▸ **Collected data**
......
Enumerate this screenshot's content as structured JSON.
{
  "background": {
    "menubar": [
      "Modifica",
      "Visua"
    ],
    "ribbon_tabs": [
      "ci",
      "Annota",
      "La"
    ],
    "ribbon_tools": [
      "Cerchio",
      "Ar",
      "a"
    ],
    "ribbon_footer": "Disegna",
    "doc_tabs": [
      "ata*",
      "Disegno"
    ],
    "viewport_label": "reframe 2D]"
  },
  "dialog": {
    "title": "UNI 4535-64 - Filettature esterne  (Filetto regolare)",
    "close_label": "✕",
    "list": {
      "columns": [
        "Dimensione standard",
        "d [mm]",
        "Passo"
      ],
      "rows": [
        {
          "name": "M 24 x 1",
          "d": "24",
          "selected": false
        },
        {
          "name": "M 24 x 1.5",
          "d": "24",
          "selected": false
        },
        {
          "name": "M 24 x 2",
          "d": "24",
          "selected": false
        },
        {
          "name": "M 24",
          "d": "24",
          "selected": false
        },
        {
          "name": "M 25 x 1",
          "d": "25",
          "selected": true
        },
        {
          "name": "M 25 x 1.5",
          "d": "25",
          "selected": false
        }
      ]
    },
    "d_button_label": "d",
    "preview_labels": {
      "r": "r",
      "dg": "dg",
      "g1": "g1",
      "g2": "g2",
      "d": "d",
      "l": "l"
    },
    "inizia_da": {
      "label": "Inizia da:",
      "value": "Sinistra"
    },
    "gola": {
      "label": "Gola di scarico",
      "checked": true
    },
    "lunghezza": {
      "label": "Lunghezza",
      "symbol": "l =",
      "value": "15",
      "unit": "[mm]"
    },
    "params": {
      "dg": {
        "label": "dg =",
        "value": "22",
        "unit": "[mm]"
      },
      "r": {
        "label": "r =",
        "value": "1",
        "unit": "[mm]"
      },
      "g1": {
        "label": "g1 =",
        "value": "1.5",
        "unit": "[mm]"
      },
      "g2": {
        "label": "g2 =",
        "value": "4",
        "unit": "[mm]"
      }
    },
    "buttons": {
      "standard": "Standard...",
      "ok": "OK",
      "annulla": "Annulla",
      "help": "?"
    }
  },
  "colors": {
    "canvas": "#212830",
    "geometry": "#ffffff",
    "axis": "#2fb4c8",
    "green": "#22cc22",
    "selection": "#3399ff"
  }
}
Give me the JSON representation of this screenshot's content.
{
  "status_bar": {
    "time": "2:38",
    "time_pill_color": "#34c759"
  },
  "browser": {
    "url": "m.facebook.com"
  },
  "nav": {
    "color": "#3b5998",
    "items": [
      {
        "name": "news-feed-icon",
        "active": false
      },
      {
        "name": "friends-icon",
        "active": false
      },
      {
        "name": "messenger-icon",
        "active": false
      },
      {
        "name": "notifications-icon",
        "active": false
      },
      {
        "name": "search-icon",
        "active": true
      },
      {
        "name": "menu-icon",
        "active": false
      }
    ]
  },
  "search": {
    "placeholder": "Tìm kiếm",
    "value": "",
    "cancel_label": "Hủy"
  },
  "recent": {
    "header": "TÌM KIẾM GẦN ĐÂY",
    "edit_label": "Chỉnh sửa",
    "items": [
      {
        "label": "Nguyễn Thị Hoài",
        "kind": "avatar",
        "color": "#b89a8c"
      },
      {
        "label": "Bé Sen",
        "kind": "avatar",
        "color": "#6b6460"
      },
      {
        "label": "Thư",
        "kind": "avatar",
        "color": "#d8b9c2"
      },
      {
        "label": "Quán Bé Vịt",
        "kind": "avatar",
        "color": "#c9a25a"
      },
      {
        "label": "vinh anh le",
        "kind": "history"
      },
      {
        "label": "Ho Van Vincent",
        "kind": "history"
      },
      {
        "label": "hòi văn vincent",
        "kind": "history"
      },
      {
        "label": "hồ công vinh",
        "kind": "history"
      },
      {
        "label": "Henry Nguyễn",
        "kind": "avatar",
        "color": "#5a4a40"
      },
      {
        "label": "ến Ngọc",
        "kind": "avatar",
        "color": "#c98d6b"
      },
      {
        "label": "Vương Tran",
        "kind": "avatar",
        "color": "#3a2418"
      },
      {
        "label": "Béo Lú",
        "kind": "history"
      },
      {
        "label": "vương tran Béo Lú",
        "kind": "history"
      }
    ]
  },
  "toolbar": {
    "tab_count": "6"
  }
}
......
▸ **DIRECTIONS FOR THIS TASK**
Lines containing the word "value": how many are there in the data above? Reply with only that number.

▸ **RESULT**
7